Taking into account that the Kopački Rit Nature Park, with its annual average of 30,000 visitors (Poslovni 2016), is the top tourist destination in Eastern Croatia, while the neighbouring ethnographic village of Karanac was the most successful Croatian rural tourism destination in 2015 (Croatian 2015), it is clear that Baranja tourism is based on the natural and ethnological heritage. Kopačevo represents both of these features which give it a competitive advantage, especially considering its uniqueness confirmed by the establishment of the Nature Park. Using the traditional fishing and related skills – still practiced and remembered by the locals – as well as tangible cultural properties in tourism would ensure its sustainable cultural and socio-economic development. It is to be hoped that traditional fishing in the territory of Kopački Rit and Baranja will soon enjoy the status of intangible cultural heritage pursuant to the Act on the Protection and Preservation of Cultural Property (Official Gazette 1999/69). Registering the practice in the national list of representative intangible heritage would increase tourist attraction of the area but also enable a system of protective measures to effectively preserve this cultural value.
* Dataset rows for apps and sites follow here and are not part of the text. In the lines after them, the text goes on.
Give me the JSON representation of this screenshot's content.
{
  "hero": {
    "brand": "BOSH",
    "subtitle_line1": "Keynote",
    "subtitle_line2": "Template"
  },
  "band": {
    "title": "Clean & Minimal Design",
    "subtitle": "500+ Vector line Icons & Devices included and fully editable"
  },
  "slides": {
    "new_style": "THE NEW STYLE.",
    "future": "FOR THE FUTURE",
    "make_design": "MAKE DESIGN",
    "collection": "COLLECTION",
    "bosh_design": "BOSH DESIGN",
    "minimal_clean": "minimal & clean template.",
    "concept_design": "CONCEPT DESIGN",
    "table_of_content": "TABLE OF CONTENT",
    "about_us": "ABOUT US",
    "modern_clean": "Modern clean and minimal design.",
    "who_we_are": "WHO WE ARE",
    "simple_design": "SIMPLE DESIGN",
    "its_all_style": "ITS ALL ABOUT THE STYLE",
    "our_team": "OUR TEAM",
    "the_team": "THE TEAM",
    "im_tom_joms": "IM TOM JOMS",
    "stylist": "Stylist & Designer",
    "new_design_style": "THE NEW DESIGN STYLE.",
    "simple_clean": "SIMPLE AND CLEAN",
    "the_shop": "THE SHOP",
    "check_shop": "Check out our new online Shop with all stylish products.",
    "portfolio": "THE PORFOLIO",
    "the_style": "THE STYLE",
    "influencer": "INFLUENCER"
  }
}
Furthermore, residents shall be granted limited fishing rights in their cultural and natural environment, as this is the most effective way to ensure the continuation of this unique tradition.